2. It’s OKAY to take a different direction than what you’ve been classically trained to do. The notion that college is meant to vocationally condition us for a job that’s out there clouds the idea that we can adapt our learned skills to different situations. Critical thinking and rational self-promotion are always going to be valuable skills. Instead of zeroing in on our college major or past work, we can shift our attention towards what we’ve learned about our strengths and the efficacy of these strengths. It is almost too easy to become preoccupied with the content of our knowledge, rather than the process of learning. This preoccupation with what we know rather than how we learned it can feel like quicksand and paralyze us in a job or industry that we’re too afraid to leave because we don’t know anything else.
Changing our questions to better answer abstract questions like “how do I learn?” means framing our desired outcomes positively, so we don’t limit ourselves to what we think we know. Marilee Adams advances these questions as personal explorations in her book Change Your Questions, Change Your Life. We tend to concentrate on the negative aspects of our day, asking ourselves “what could go wrong today?” To veer away from this negative energy, like focusing on concrete facts, we can ask ourselves “how can I combine what I’ve learned with how I learn, and apply it to this new situation?” Combing our minds for positivity instead of limitations shines new light on possibilities and career paths.
3. Maybe, Your Life Isn’t For You. Seth Adam Smith’s popular blog-post-turned-book, Your Life Isn’t For You, showcases how broadening our definition of what it means to be truly selfless is telling in how we can combine success and happiness after graduating. Although the American Dream advocates for self-sufficiency and hyper-individualism, Smith poses an interesting interpretation to what selflessness actually results in. “True selflessness is perhaps one of the most paradoxical things in nature: You don’t lose yourself in being selfless – you find yourself.” While it’s been hammered into us that we need to achieve markers of success for ourselves, for our future partner and for our subsequent children, the answers for our mysterious enlightenment and fulfillment could be hiding in helping others.

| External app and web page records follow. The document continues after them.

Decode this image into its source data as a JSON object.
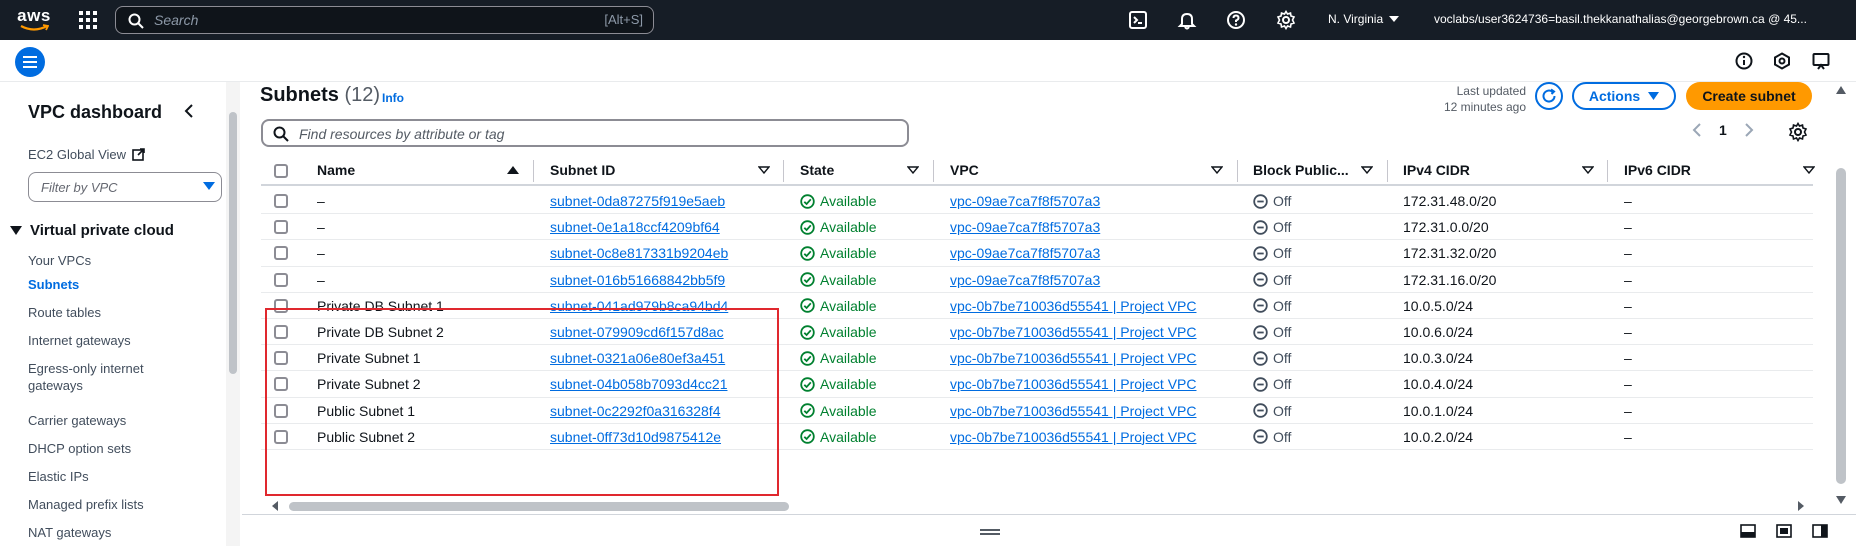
{
  "topbar": {
    "logo_text": "aws",
    "search_placeholder": "Search",
    "search_shortcut": "[Alt+S]",
    "region": "N. Virginia",
    "account": "voclabs/user3624736=basil.thekkanathalias@georgebrown.ca @ 45..."
  },
  "sidebar": {
    "title": "VPC dashboard",
    "ec2_link": "EC2 Global View",
    "filter_placeholder": "Filter by VPC",
    "section": "Virtual private cloud",
    "items": [
      {
        "label": "Your VPCs"
      },
      {
        "label": "Subnets"
      },
      {
        "label": "Route tables"
      },
      {
        "label": "Internet gateways"
      },
      {
        "label": "Egress-only internet gateways"
      },
      {
        "label": "Carrier gateways"
      },
      {
        "label": "DHCP option sets"
      },
      {
        "label": "Elastic IPs"
      },
      {
        "label": "Managed prefix lists"
      },
      {
        "label": "NAT gateways"
      }
    ]
  },
  "main": {
    "title": "Subnets",
    "count": "(12)",
    "info": "Info",
    "last_updated_1": "Last updated",
    "last_updated_2": "12 minutes ago",
    "actions_label": "Actions",
    "create_label": "Create subnet",
    "find_placeholder": "Find resources by attribute or tag",
    "page_number": "1"
  },
  "table": {
    "headers": [
      "Name",
      "Subnet ID",
      "State",
      "VPC",
      "Block Public...",
      "IPv4 CIDR",
      "IPv6 CIDR"
    ],
    "rows": [
      {
        "name": "–",
        "subnet_id": "subnet-0da87275f919e5aeb",
        "state": "Available",
        "vpc": "vpc-09ae7ca7f8f5707a3",
        "block": "Off",
        "ipv4": "172.31.48.0/20",
        "ipv6": "–"
      },
      {
        "name": "–",
        "subnet_id": "subnet-0e1a18ccf4209bf64",
        "state": "Available",
        "vpc": "vpc-09ae7ca7f8f5707a3",
        "block": "Off",
        "ipv4": "172.31.0.0/20",
        "ipv6": "–"
      },
      {
        "name": "–",
        "subnet_id": "subnet-0c8e817331b9204eb",
        "state": "Available",
        "vpc": "vpc-09ae7ca7f8f5707a3",
        "block": "Off",
        "ipv4": "172.31.32.0/20",
        "ipv6": "–"
      },
      {
        "name": "–",
        "subnet_id": "subnet-016b51668842bb5f9",
        "state": "Available",
        "vpc": "vpc-09ae7ca7f8f5707a3",
        "block": "Off",
        "ipv4": "172.31.16.0/20",
        "ipv6": "–"
      },
      {
        "name": "Private DB Subnet 1",
        "subnet_id": "subnet-041ad979b8ca94bd4",
        "state": "Available",
        "vpc": "vpc-0b7be710036d55541 | Project VPC",
        "block": "Off",
        "ipv4": "10.0.5.0/24",
        "ipv6": "–"
      },
      {
        "name": "Private DB Subnet 2",
        "subnet_id": "subnet-079909cd6f157d8ac",
        "state": "Available",
        "vpc": "vpc-0b7be710036d55541 | Project VPC",
        "block": "Off",
        "ipv4": "10.0.6.0/24",
        "ipv6": "–"
      },
      {
        "name": "Private Subnet 1",
        "subnet_id": "subnet-0321a06e80ef3a451",
        "state": "Available",
        "vpc": "vpc-0b7be710036d55541 | Project VPC",
        "block": "Off",
        "ipv4": "10.0.3.0/24",
        "ipv6": "–"
      },
      {
        "name": "Private Subnet 2",
        "subnet_id": "subnet-04b058b7093d4cc21",
        "state": "Available",
        "vpc": "vpc-0b7be710036d55541 | Project VPC",
        "block": "Off",
        "ipv4": "10.0.4.0/24",
        "ipv6": "–"
      },
      {
        "name": "Public Subnet 1",
        "subnet_id": "subnet-0c2292f0a316328f4",
        "state": "Available",
        "vpc": "vpc-0b7be710036d55541 | Project VPC",
        "block": "Off",
        "ipv4": "10.0.1.0/24",
        "ipv6": "–"
      },
      {
        "name": "Public Subnet 2",
        "subnet_id": "subnet-0ff73d10d9875412e",
        "state": "Available",
        "vpc": "vpc-0b7be710036d55541 | Project VPC",
        "block": "Off",
        "ipv4": "10.0.2.0/24",
        "ipv6": "–"
      }
    ]
  },
  "colors": {
    "topbar_bg": "#161d26",
    "link": "#006ce0",
    "available": "#00802f",
    "primary_button": "#ff9900",
    "highlight": "#e0282e"
  },
  "icons": [
    "grid-icon",
    "search-icon",
    "cloudshell-icon",
    "bell-icon",
    "help-icon",
    "settings-icon",
    "hamburger-icon",
    "info-circle-icon",
    "feedback-icon",
    "refresh-icon",
    "caret-down-icon",
    "external-link-icon",
    "chevron-left-icon",
    "chevron-right-icon",
    "check-circle-icon",
    "minus-circle-icon",
    "sort-icon"
  ]
}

So, this may not solve lingering problems of what job opportunities are presently available, but these books revolutionize our approaches to being successful. It’s about answering authentically, and situating our happiness as central and success as a result, and not the other way around.
Shabnam - I agree with all three of your points. Speaking of Leider and Shapiro, I like the "Napkin Test" they shared with us recently on their Work Reimagined BK author day: G + P + V = P (Gifts + Passions + Values = Purpose). I also recommend My Life Map: A Journal to Help You Shape Your Future, which I co-wrote with my wife Kate.
Hey David! Thanks for the recommendation, I'll be sure to check it out. I find that every 3-4 months I've had to reevaluate my purpose and immediate future. I felt so stuck after I graduated because I didn't plan for my growth, only what I thought people expected of me and my future. Since I learn new things about myself everyday, it's so hard to say what will make me happy 10, 15, 20 years from now
This is another example of your wise, profound observations that we enjoyed during your BK internship. Thank you!